Rather forcefully and quite eloquently, Douglass pointed out the folly of asking a black man in 1852 to celebrate the Fourth of July while the scourge of slavery was still enmeshed in American society, particularly in the South.
It is not wrong when discussing Douglass’s speech to point out that the Fourth of July was not his Fourth of July, as the nation was not living up to its ideals. Earlier in his speech, he described those ideals as “saving principles” and encouraged all Americans to stand “by those principles” and “be true to them on all occasions, in all places, and against all foes, and at whatever cost.” Douglass chastised the nation, pointing out that “above your national, tumultuous joy, I hear the mournful wail of millions” – those souls still in bondage in the United States.
“I will, in the name of humanity,” Douglass continued, “which is outraged, in the name of liberty which is fettered, in the name of the constitution and the Bible, which are disregarded and trampled upon, dare to call in question and to denounce, with all the emphasis I can command, everything that serves to perpetuate slavery – the great sin and shame of America!” In all of this Douglass is correct, and his scathing criticism is noteworthy and quite brave.

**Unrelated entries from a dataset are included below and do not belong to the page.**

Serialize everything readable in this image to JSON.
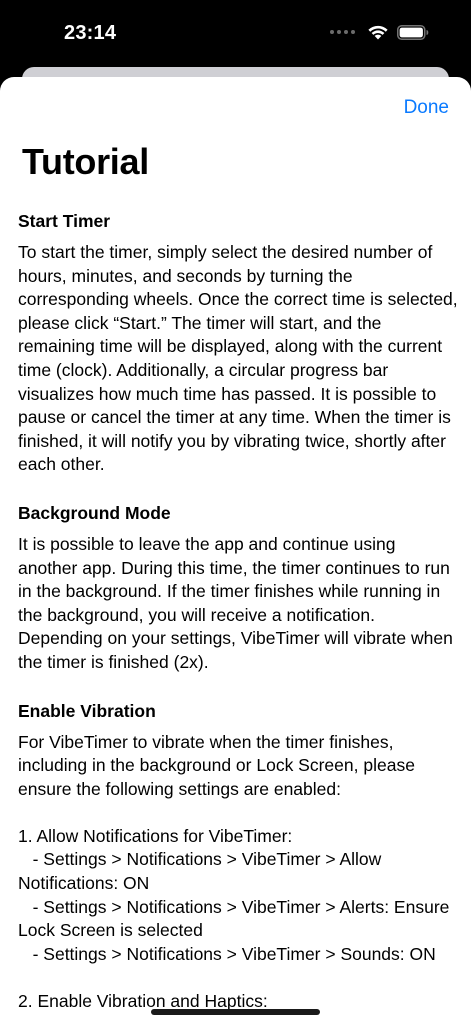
{
  "status_bar": {
    "time": "23:14"
  },
  "header": {
    "done_label": "Done",
    "title": "Tutorial"
  },
  "sections": [
    {
      "heading": "Start Timer",
      "body": "To start the timer, simply select the desired number of hours, minutes, and seconds by turning the corresponding wheels. Once the correct time is selected, please click “Start.” The timer will start, and the remaining time will be displayed, along with the current time (clock). Additionally, a circular progress bar visualizes how much time has passed. It is possible to pause or cancel the timer at any time. When the timer is finished, it will notify you by vibrating twice, shortly after each other."
    },
    {
      "heading": "Background Mode",
      "body": "It is possible to leave the app and continue using another app. During this time, the timer continues to run in the background. If the timer finishes while running in the background, you will receive a notification. Depending on your settings, VibeTimer will vibrate when the timer is finished (2x)."
    },
    {
      "heading": "Enable Vibration",
      "body": "For VibeTimer to vibrate when the timer finishes, including in the background or Lock Screen, please ensure the following settings are enabled:\n\n1. Allow Notifications for VibeTimer:\n   - Settings > Notifications > VibeTimer > Allow Notifications: ON\n   - Settings > Notifications > VibeTimer > Alerts: Ensure Lock Screen is selected\n   - Settings > Notifications > VibeTimer > Sounds: ON\n\n2. Enable Vibration and Haptics:"
    }
  ],
  "colors": {
    "accent": "#0a7aff",
    "sheet_background": "#ffffff",
    "screen_background": "#000000"
  }
}
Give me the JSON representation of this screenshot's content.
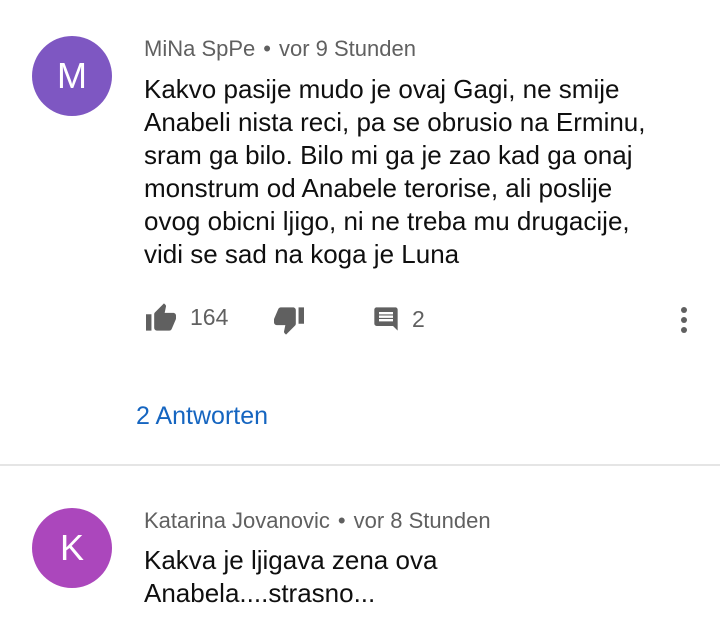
{
  "comments": [
    {
      "avatar_letter": "M",
      "avatar_color": "#7e57c2",
      "author": "MiNa SpPe",
      "separator": "•",
      "time": "vor 9 Stunden",
      "lines": [
        "Kakvo pasije mudo je ovaj Gagi, ne smije",
        "Anabeli nista reci, pa se obrusio na Erminu,",
        "sram ga bilo. Bilo mi ga je zao kad ga onaj",
        "monstrum od Anabele terorise, ali poslije",
        "ovog obicni ljigo, ni ne treba mu drugacije,",
        "vidi se sad na koga je Luna"
      ],
      "like_count": "164",
      "reply_count": "2",
      "replies_link": "2 Antworten"
    },
    {
      "avatar_letter": "K",
      "avatar_color": "#ab47bc",
      "author": "Katarina Jovanovic",
      "separator": "•",
      "time": "vor 8 Stunden",
      "lines": [
        "Kakva je ljigava zena ova",
        "Anabela....strasno..."
      ]
    }
  ],
  "icons": {
    "like": "thumb-up-icon",
    "dislike": "thumb-down-icon",
    "reply": "comment-icon",
    "more": "more-vert-icon"
  }
}
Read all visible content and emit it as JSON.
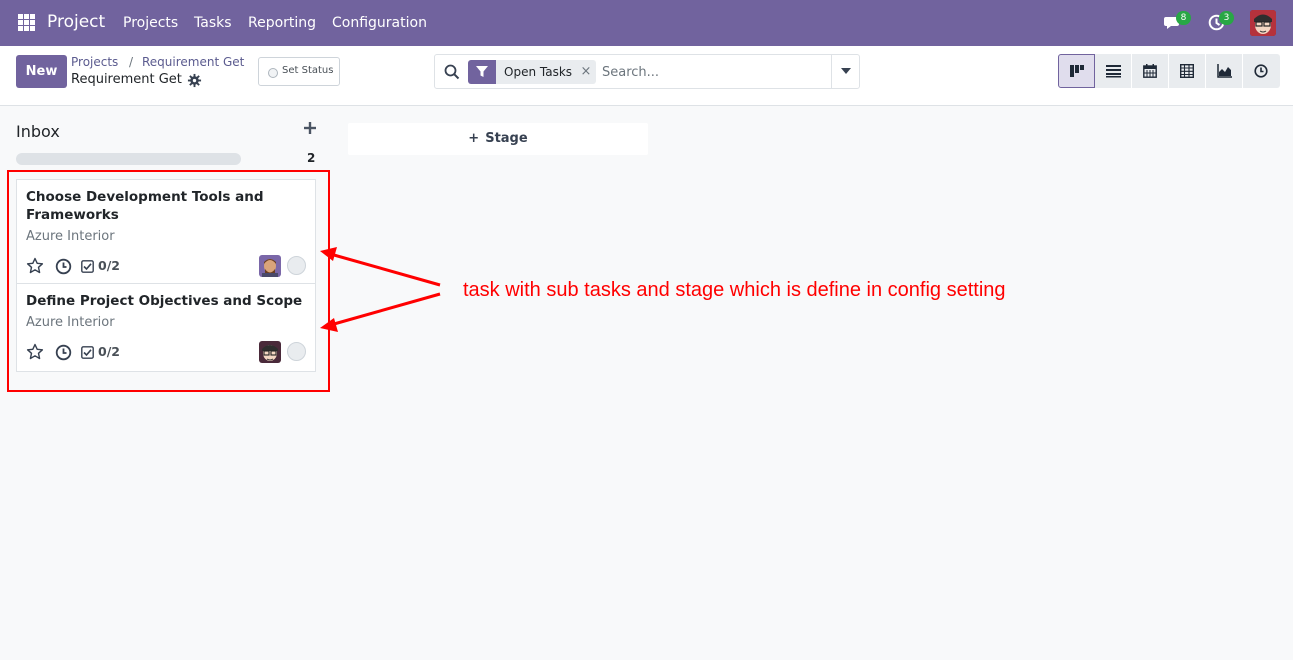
{
  "navbar": {
    "app_name": "Project",
    "menu": [
      "Projects",
      "Tasks",
      "Reporting",
      "Configuration"
    ],
    "messages_badge": "8",
    "activities_badge": "3",
    "bg_color": "#71639e"
  },
  "control": {
    "new_label": "New",
    "breadcrumb": [
      "Projects",
      "Requirement Get"
    ],
    "breadcrumb_sep": "/",
    "current": "Requirement Get",
    "set_status_label": "Set Status",
    "search": {
      "facet": "Open Tasks",
      "facet_close": "×",
      "placeholder": "Search..."
    },
    "views": [
      "kanban-icon",
      "list-icon",
      "calendar-icon",
      "pivot-icon",
      "graph-icon",
      "activity-icon"
    ]
  },
  "kanban": {
    "column": {
      "title": "Inbox",
      "count": "2",
      "cards": [
        {
          "title": "Choose Development Tools and Frameworks",
          "customer": "Azure Interior",
          "subtasks": "0/2"
        },
        {
          "title": "Define Project Objectives and Scope",
          "customer": "Azure Interior",
          "subtasks": "0/2"
        }
      ]
    },
    "add_stage_label": "Stage"
  },
  "annotation": {
    "text": "task with sub tasks and stage which is define in config setting",
    "color": "#ff0000"
  }
}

However, what Douglass said (again, eloquently) later in his speech, all too often, is conveniently forgotten: “But I differ from those who charge this baseness on the framers of the Constitution of the United States. It is a slander upon their memory, or so I believe . . . clearly vindicated the Constitution from any design to support slavery for an hour.”
Why is this portion not typically spoken of when recounting Douglass’s speech? If one follows the argument presented here, the answer is clear: only the portions useful to foster a continuing narrative are included, whereas the rest becomes little more than fodder to be disregarded.

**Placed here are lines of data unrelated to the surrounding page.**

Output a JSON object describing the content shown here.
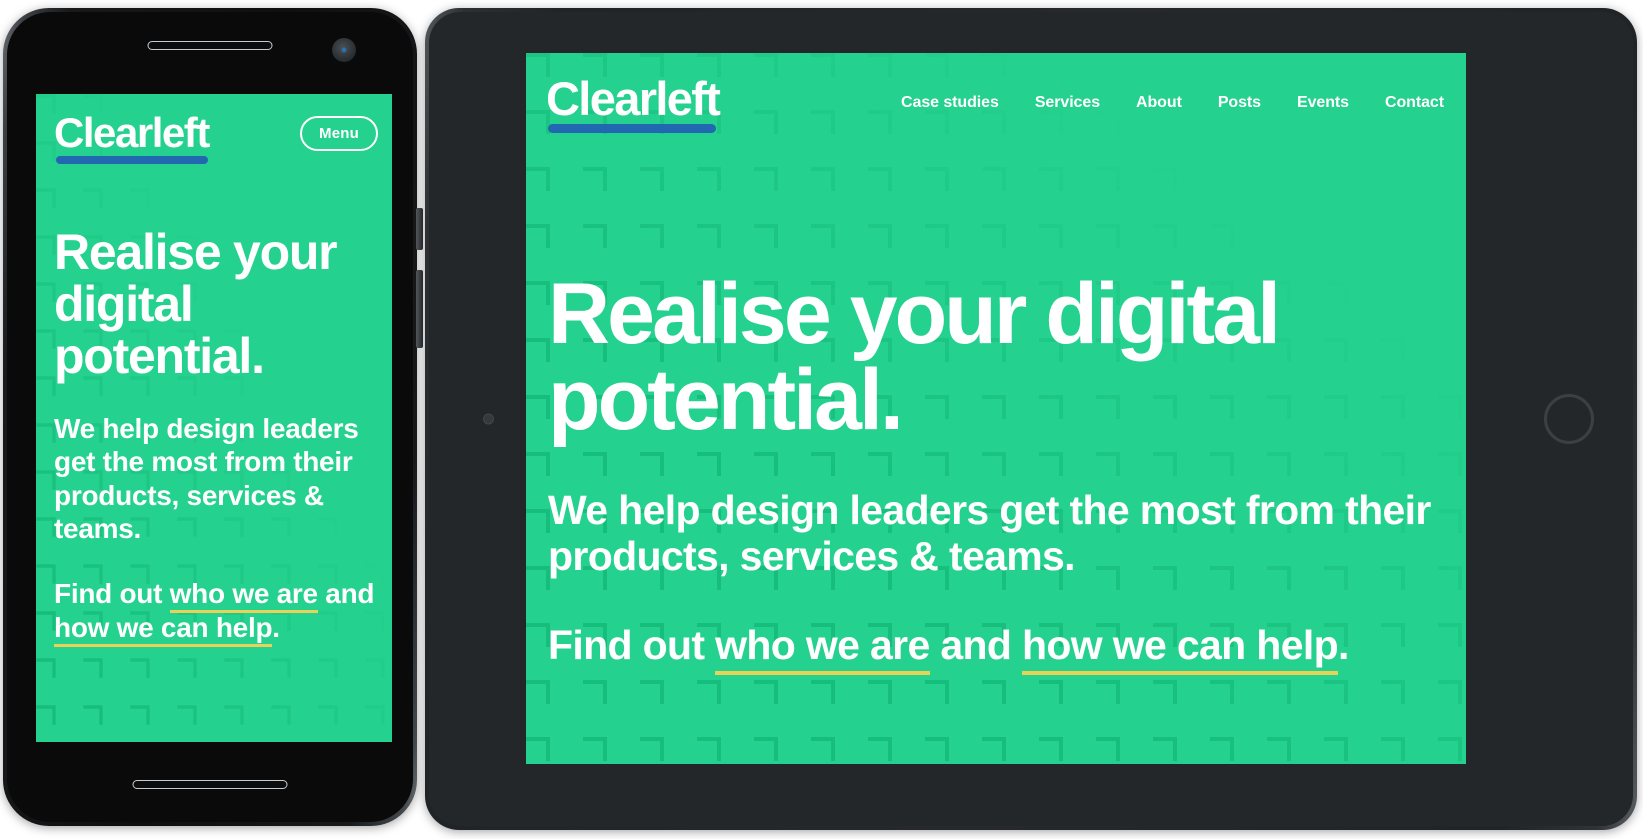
{
  "brand": {
    "name": "Clearleft",
    "bg_color": "#25d18e",
    "logo_underline_color": "#2268b0",
    "link_underline_color": "#e8d257",
    "text_color": "#ffffff"
  },
  "phone": {
    "header": {
      "logo": "Clearleft",
      "menu_label": "Menu"
    },
    "hero": {
      "heading": "Realise your digital potential.",
      "lede": "We help design leaders get the most from their products, services & teams.",
      "find_out": {
        "prefix": "Find out ",
        "link1": "who we are",
        "middle": " and ",
        "link2": "how we can help",
        "suffix": "."
      }
    }
  },
  "tablet": {
    "header": {
      "logo": "Clearleft",
      "nav": [
        {
          "label": "Case studies"
        },
        {
          "label": "Services"
        },
        {
          "label": "About"
        },
        {
          "label": "Posts"
        },
        {
          "label": "Events"
        },
        {
          "label": "Contact"
        }
      ]
    },
    "hero": {
      "heading": "Realise your digital potential.",
      "lede": "We help design leaders get the most from their products, services & teams.",
      "find_out": {
        "prefix": "Find out ",
        "link1": "who we are",
        "middle": " and ",
        "link2": "how we can help",
        "suffix": "."
      }
    }
  }
}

In the final paragraph, Douglass espoused not only the excellence of the Constitution but the very nation itself, despite his scathing indictment of the existence of slavery. To wit: “Allow me to say, in conclusion, notwithstanding the dark picture I have this day presented of the state of the nation, I do not despair of this country. There are forces in operation, which must inevitably work the downfall of slavery. ‘The arm of the Lord is not shortened,’ and the doom of slavery is certain. I, therefore, leave off where I began, with hope. While drawing encouragement from the Declaration of Independence, the great principles it contains, and the genius of American Institutions….”
Clearly, Douglass did not hate the nation he had every right to hate. He had hope, a hope that is borne out throughout his speech. He spoke reverently of the Constitution, absolving it of being a document rife with the intention of perpetuating that most vile institution.

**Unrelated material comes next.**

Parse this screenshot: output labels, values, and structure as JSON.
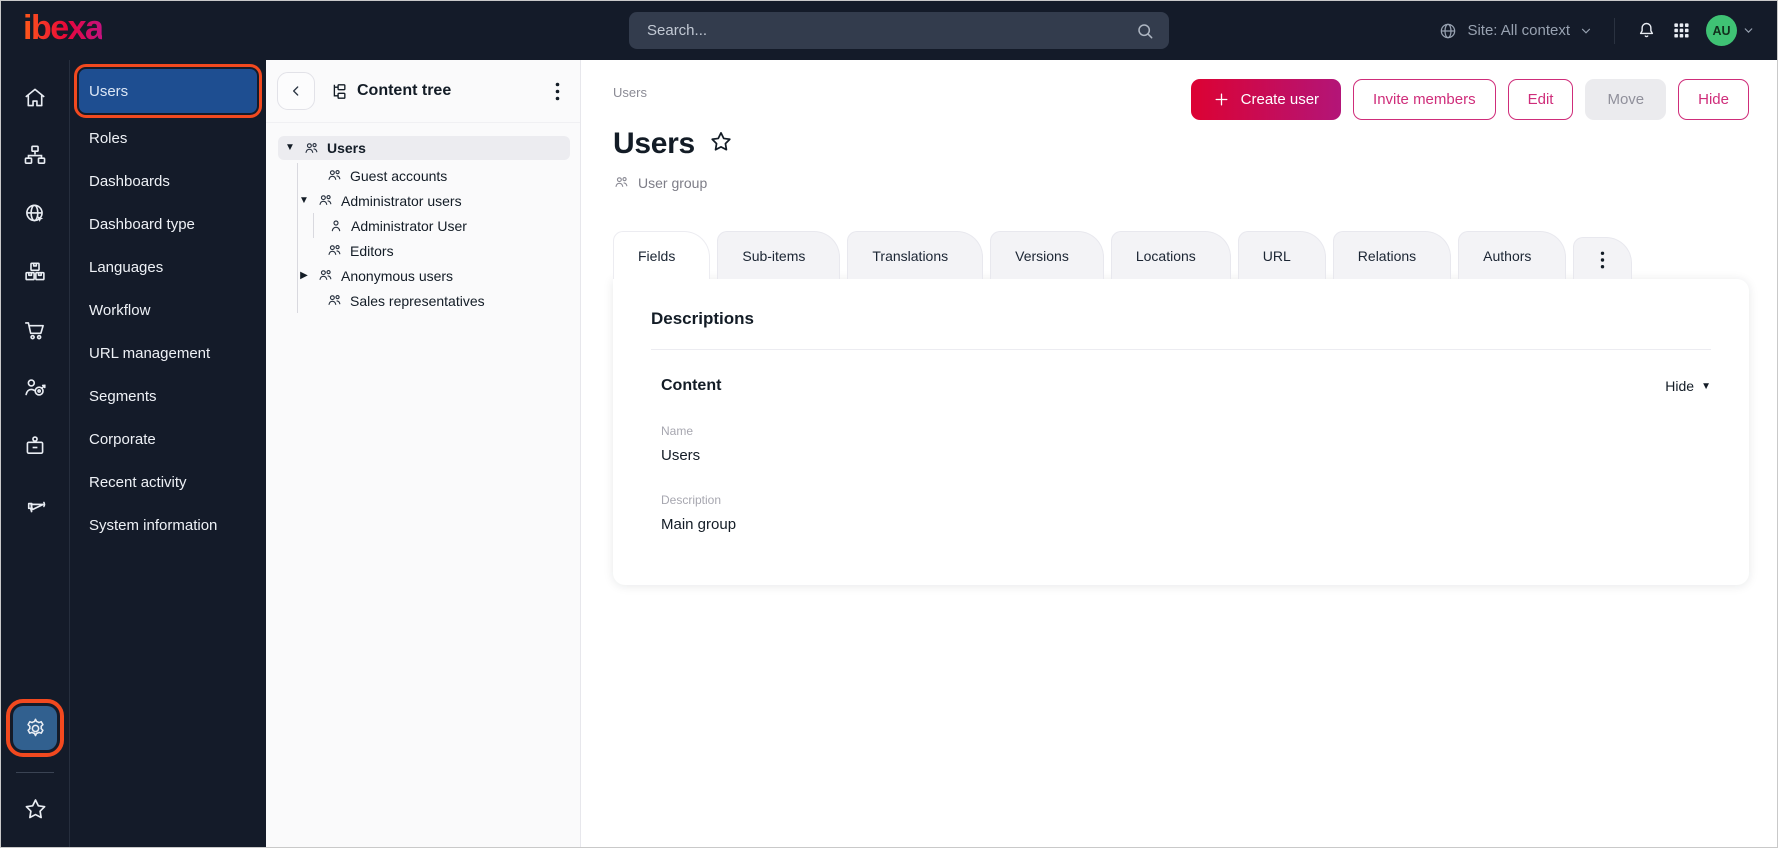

The entirety of this speech, as well as others like it, should be taught in classrooms, not just the portions that agree with our cultural moment. If we are to educate not only our students but the public as a whole, does it not behoove teachers to ensure that the entire narrative of a given subject be examined? Is it not the inherent right of students to be fully informed so that they can make up their own minds? Is that not what this nation is all about?
Would that our institutions follow the advice of this great American and ensure that our students know the rest of the story.
Michael DiMatteo has taught American, European, and world history and political science in the Illinois school system, both public and private, for over 32 years. In 2010, he was recognized as an Illinois Golden Apple Teacher of Distinction. His writings can be found at Think31.com.